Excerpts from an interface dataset
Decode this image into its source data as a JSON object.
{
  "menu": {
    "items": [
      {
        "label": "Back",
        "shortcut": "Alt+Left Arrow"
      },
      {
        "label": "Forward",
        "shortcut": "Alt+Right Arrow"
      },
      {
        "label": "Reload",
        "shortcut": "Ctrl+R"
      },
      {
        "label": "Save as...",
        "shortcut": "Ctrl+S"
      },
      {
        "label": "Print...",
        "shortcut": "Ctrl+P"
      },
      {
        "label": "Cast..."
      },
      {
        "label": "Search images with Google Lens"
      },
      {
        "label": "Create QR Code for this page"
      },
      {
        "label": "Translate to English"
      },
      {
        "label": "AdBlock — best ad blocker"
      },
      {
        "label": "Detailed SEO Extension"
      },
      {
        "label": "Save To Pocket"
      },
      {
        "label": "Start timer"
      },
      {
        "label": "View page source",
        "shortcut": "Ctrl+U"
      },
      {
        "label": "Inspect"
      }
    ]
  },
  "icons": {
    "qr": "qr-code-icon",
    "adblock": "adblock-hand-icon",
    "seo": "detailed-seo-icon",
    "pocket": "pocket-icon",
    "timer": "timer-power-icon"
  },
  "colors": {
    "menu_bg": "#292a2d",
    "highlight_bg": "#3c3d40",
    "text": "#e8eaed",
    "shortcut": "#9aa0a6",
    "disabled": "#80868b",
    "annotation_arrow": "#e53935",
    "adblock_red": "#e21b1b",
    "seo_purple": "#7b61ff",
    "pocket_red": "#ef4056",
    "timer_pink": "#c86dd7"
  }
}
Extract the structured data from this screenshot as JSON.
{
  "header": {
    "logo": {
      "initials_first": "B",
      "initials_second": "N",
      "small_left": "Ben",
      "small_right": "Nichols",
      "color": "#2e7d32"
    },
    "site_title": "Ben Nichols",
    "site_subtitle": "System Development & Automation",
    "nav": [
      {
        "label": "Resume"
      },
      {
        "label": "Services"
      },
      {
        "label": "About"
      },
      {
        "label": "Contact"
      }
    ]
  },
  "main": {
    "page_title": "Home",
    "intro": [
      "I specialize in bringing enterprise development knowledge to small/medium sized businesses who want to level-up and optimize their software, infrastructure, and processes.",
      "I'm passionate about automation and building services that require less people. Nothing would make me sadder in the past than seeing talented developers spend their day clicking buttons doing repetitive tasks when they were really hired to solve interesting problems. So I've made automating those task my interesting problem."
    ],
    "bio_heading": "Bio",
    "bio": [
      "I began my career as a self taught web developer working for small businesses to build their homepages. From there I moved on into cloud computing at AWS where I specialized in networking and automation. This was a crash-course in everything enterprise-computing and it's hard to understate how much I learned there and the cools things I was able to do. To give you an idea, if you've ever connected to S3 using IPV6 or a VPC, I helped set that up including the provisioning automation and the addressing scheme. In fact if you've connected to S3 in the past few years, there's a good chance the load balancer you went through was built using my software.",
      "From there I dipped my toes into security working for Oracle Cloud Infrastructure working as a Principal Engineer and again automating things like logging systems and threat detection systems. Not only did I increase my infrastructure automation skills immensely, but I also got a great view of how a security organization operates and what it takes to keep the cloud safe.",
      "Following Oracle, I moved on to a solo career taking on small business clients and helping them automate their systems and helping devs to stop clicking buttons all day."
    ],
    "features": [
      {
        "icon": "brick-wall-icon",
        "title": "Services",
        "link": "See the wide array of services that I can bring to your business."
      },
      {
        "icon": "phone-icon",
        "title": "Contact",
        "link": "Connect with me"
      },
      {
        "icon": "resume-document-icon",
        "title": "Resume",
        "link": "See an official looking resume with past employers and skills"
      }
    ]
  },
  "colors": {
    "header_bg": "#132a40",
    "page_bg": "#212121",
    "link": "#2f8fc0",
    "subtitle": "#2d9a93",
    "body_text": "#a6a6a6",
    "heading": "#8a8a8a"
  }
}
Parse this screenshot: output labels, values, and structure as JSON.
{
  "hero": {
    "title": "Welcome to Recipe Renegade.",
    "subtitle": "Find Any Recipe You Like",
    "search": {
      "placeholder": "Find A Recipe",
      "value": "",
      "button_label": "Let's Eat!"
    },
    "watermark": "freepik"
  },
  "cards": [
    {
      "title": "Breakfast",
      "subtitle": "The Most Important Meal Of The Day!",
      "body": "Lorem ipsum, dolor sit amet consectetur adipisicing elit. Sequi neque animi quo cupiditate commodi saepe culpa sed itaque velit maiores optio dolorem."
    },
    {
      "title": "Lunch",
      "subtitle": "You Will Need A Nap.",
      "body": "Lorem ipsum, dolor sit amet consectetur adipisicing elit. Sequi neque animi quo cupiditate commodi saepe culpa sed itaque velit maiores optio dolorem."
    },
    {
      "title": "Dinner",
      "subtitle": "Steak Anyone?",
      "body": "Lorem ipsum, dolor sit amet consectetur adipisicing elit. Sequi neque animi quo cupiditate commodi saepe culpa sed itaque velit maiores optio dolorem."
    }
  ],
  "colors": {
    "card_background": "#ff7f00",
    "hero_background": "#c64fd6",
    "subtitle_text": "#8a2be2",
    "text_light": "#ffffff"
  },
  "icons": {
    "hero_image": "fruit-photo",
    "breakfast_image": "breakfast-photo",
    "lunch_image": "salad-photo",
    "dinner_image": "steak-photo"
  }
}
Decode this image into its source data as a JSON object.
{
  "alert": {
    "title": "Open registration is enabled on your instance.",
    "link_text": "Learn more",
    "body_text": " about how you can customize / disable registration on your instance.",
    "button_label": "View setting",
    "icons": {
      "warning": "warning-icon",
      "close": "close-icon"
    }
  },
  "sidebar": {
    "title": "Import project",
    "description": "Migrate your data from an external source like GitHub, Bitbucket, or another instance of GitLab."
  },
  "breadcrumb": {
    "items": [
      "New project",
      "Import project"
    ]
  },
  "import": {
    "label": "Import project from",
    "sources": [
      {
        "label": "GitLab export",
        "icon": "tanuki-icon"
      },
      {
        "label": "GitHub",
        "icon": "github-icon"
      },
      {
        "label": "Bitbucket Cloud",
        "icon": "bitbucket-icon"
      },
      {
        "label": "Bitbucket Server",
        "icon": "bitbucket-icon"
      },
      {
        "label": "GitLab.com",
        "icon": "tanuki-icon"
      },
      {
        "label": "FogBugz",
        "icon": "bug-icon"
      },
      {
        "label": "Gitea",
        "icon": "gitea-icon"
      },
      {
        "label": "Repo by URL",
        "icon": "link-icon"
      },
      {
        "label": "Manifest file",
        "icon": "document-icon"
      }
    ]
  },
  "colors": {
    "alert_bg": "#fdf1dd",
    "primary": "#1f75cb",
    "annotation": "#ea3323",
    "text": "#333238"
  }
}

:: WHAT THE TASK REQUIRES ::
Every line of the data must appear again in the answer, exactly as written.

:: RESULT OF THE TASK ::
Decode this image into its source data as a JSON object.
{
  "menu": {
    "items": [
      {
        "label": "Back",
        "shortcut": "Alt+Left Arrow"
      },
      {
        "label": "Forward",
        "shortcut": "Alt+Right Arrow"
      },
      {
        "label": "Reload",
        "shortcut": "Ctrl+R"
      },
      {
        "label": "Save as...",
        "shortcut": "Ctrl+S"
      },
      {
        "label": "Print...",
        "shortcut": "Ctrl+P"
      },
      {
        "label": "Cast..."
      },
      {
        "label": "Search images with Google Lens"
      },
      {
        "label": "Create QR Code for this page"
      },
      {
        "label": "Translate to English"
      },
      {
        "label": "AdBlock — best ad blocker"
      },
      {
        "label": "Detailed SEO Extension"
      },
      {
        "label": "Save To Pocket"
      },
      {
        "label": "Start timer"
      },
      {
        "label": "View page source",
        "shortcut": "Ctrl+U"
      },
      {
        "label": "Inspect"
      }
    ]
  },
  "icons": {
    "qr": "qr-code-icon",
    "adblock": "adblock-hand-icon",
    "seo": "detailed-seo-icon",
    "pocket": "pocket-icon",
    "timer": "timer-power-icon"
  },
  "colors": {
    "menu_bg": "#292a2d",
    "highlight_bg": "#3c3d40",
    "text": "#e8eaed",
    "shortcut": "#9aa0a6",
    "disabled": "#80868b",
    "annotation_arrow": "#e53935",
    "adblock_red": "#e21b1b",
    "seo_purple": "#7b61ff",
    "pocket_red": "#ef4056",
    "timer_pink": "#c86dd7"
  }
}
Extract the structured data from this screenshot as JSON.
{
  "header": {
    "logo": {
      "initials_first": "B",
      "initials_second": "N",
      "small_left": "Ben",
      "small_right": "Nichols",
      "color": "#2e7d32"
    },
    "site_title": "Ben Nichols",
    "site_subtitle": "System Development & Automation",
    "nav": [
      {
        "label": "Resume"
      },
      {
        "label": "Services"
      },
      {
        "label": "About"
      },
      {
        "label": "Contact"
      }
    ]
  },
  "main": {
    "page_title": "Home",
    "intro": [
      "I specialize in bringing enterprise development knowledge to small/medium sized businesses who want to level-up and optimize their software, infrastructure, and processes.",
      "I'm passionate about automation and building services that require less people. Nothing would make me sadder in the past than seeing talented developers spend their day clicking buttons doing repetitive tasks when they were really hired to solve interesting problems. So I've made automating those task my interesting problem."
    ],
    "bio_heading": "Bio",
    "bio": [
      "I began my career as a self taught web developer working for small businesses to build their homepages. From there I moved on into cloud computing at AWS where I specialized in networking and automation. This was a crash-course in everything enterprise-computing and it's hard to understate how much I learned there and the cools things I was able to do. To give you an idea, if you've ever connected to S3 using IPV6 or a VPC, I helped set that up including the provisioning automation and the addressing scheme. In fact if you've connected to S3 in the past few years, there's a good chance the load balancer you went through was built using my software.",
      "From there I dipped my toes into security working for Oracle Cloud Infrastructure working as a Principal Engineer and again automating things like logging systems and threat detection systems. Not only did I increase my infrastructure automation skills immensely, but I also got a great view of how a security organization operates and what it takes to keep the cloud safe.",
      "Following Oracle, I moved on to a solo career taking on small business clients and helping them automate their systems and helping devs to stop clicking buttons all day."
    ],
    "features": [
      {
        "icon": "brick-wall-icon",
        "title": "Services",
        "link": "See the wide array of services that I can bring to your business."
      },
      {
        "icon": "phone-icon",
        "title": "Contact",
        "link": "Connect with me"
      },
      {
        "icon": "resume-document-icon",
        "title": "Resume",
        "link": "See an official looking resume with past employers and skills"
      }
    ]
  },
  "colors": {
    "header_bg": "#132a40",
    "page_bg": "#212121",
    "link": "#2f8fc0",
    "subtitle": "#2d9a93",
    "body_text": "#a6a6a6",
    "heading": "#8a8a8a"
  }
}
Parse this screenshot: output labels, values, and structure as JSON.
{
  "hero": {
    "title": "Welcome to Recipe Renegade.",
    "subtitle": "Find Any Recipe You Like",
    "search": {
      "placeholder": "Find A Recipe",
      "value": "",
      "button_label": "Let's Eat!"
    },
    "watermark": "freepik"
  },
  "cards": [
    {
      "title": "Breakfast",
      "subtitle": "The Most Important Meal Of The Day!",
      "body": "Lorem ipsum, dolor sit amet consectetur adipisicing elit. Sequi neque animi quo cupiditate commodi saepe culpa sed itaque velit maiores optio dolorem."
    },
    {
      "title": "Lunch",
      "subtitle": "You Will Need A Nap.",
      "body": "Lorem ipsum, dolor sit amet consectetur adipisicing elit. Sequi neque animi quo cupiditate commodi saepe culpa sed itaque velit maiores optio dolorem."
    },
    {
      "title": "Dinner",
      "subtitle": "Steak Anyone?",
      "body": "Lorem ipsum, dolor sit amet consectetur adipisicing elit. Sequi neque animi quo cupiditate commodi saepe culpa sed itaque velit maiores optio dolorem."
    }
  ],
  "colors": {
    "card_background": "#ff7f00",
    "hero_background": "#c64fd6",
    "subtitle_text": "#8a2be2",
    "text_light": "#ffffff"
  },
  "icons": {
    "hero_image": "fruit-photo",
    "breakfast_image": "breakfast-photo",
    "lunch_image": "salad-photo",
    "dinner_image": "steak-photo"
  }
}
Decode this image into its source data as a JSON object.
{
  "alert": {
    "title": "Open registration is enabled on your instance.",
    "link_text": "Learn more",
    "body_text": " about how you can customize / disable registration on your instance.",
    "button_label": "View setting",
    "icons": {
      "warning": "warning-icon",
      "close": "close-icon"
    }
  },
  "sidebar": {
    "title": "Import project",
    "description": "Migrate your data from an external source like GitHub, Bitbucket, or another instance of GitLab."
  },
  "breadcrumb": {
    "items": [
      "New project",
      "Import project"
    ]
  },
  "import": {
    "label": "Import project from",
    "sources": [
      {
        "label": "GitLab export",
        "icon": "tanuki-icon"
      },
      {
        "label": "GitHub",
        "icon": "github-icon"
      },
      {
        "label": "Bitbucket Cloud",
        "icon": "bitbucket-icon"
      },
      {
        "label": "Bitbucket Server",
        "icon": "bitbucket-icon"
      },
      {
        "label": "GitLab.com",
        "icon": "tanuki-icon"
      },
      {
        "label": "FogBugz",
        "icon": "bug-icon"
      },
      {
        "label": "Gitea",
        "icon": "gitea-icon"
      },
      {
        "label": "Repo by URL",
        "icon": "link-icon"
      },
      {
        "label": "Manifest file",
        "icon": "document-icon"
      }
    ]
  },
  "colors": {
    "alert_bg": "#fdf1dd",
    "primary": "#1f75cb",
    "annotation": "#ea3323",
    "text": "#333238"
  }
}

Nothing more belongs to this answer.